• _Data records for software interfaces_:
*** Block opens ***
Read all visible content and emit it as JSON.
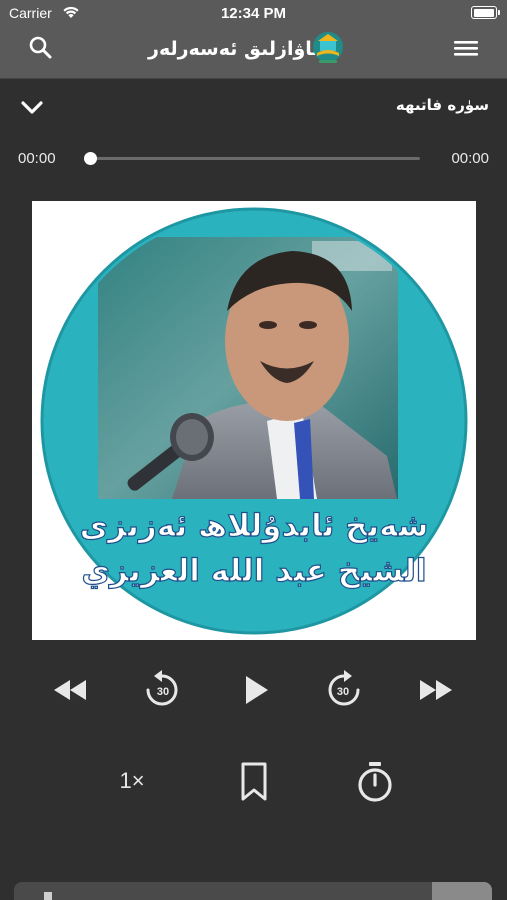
{
  "status_bar": {
    "carrier": "Carrier",
    "time": "12:34 PM",
    "battery_level": 1.0,
    "icons": [
      "wifi-icon",
      "battery-icon"
    ]
  },
  "nav": {
    "title": "ئاۋازلىق ئەسەرلەر",
    "icons": [
      "search-icon",
      "app-logo-icon",
      "hamburger-menu-icon"
    ]
  },
  "player": {
    "track_title": "سۈرە فاتىھە",
    "current_time": "00:00",
    "total_time": "00:00",
    "progress": 0.0,
    "artwork": {
      "caption_line1": "شەيخ ئابدۇللاھ ئەزىزى",
      "caption_line2": "الشيخ عبد الله العزيزي",
      "accent_color": "#2ab3be"
    },
    "controls": {
      "speed_label": "1×",
      "skip_back_seconds": "30",
      "skip_forward_seconds": "30",
      "icons": [
        "rewind-icon",
        "skip-back-30-icon",
        "play-icon",
        "skip-forward-30-icon",
        "fast-forward-icon",
        "bookmark-icon",
        "timer-icon",
        "chevron-down-icon"
      ]
    }
  },
  "colors": {
    "background": "#2f2f2f",
    "navbar": "#5a5a5a",
    "foreground": "#ffffff"
  }
}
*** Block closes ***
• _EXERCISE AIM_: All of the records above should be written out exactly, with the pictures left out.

• _RESPONSE TO THE TASK_:
Read all visible content and emit it as JSON.
{
  "status_bar": {
    "carrier": "Carrier",
    "time": "12:34 PM",
    "battery_level": 1.0,
    "icons": [
      "wifi-icon",
      "battery-icon"
    ]
  },
  "nav": {
    "title": "ئاۋازلىق ئەسەرلەر",
    "icons": [
      "search-icon",
      "app-logo-icon",
      "hamburger-menu-icon"
    ]
  },
  "player": {
    "track_title": "سۈرە فاتىھە",
    "current_time": "00:00",
    "total_time": "00:00",
    "progress": 0.0,
    "artwork": {
      "caption_line1": "شەيخ ئابدۇللاھ ئەزىزى",
      "caption_line2": "الشيخ عبد الله العزيزي",
      "accent_color": "#2ab3be"
    },
    "controls": {
      "speed_label": "1×",
      "skip_back_seconds": "30",
      "skip_forward_seconds": "30",
      "icons": [
        "rewind-icon",
        "skip-back-30-icon",
        "play-icon",
        "skip-forward-30-icon",
        "fast-forward-icon",
        "bookmark-icon",
        "timer-icon",
        "chevron-down-icon"
      ]
    }
  },
  "colors": {
    "background": "#2f2f2f",
    "navbar": "#5a5a5a",
    "foreground": "#ffffff"
  }
}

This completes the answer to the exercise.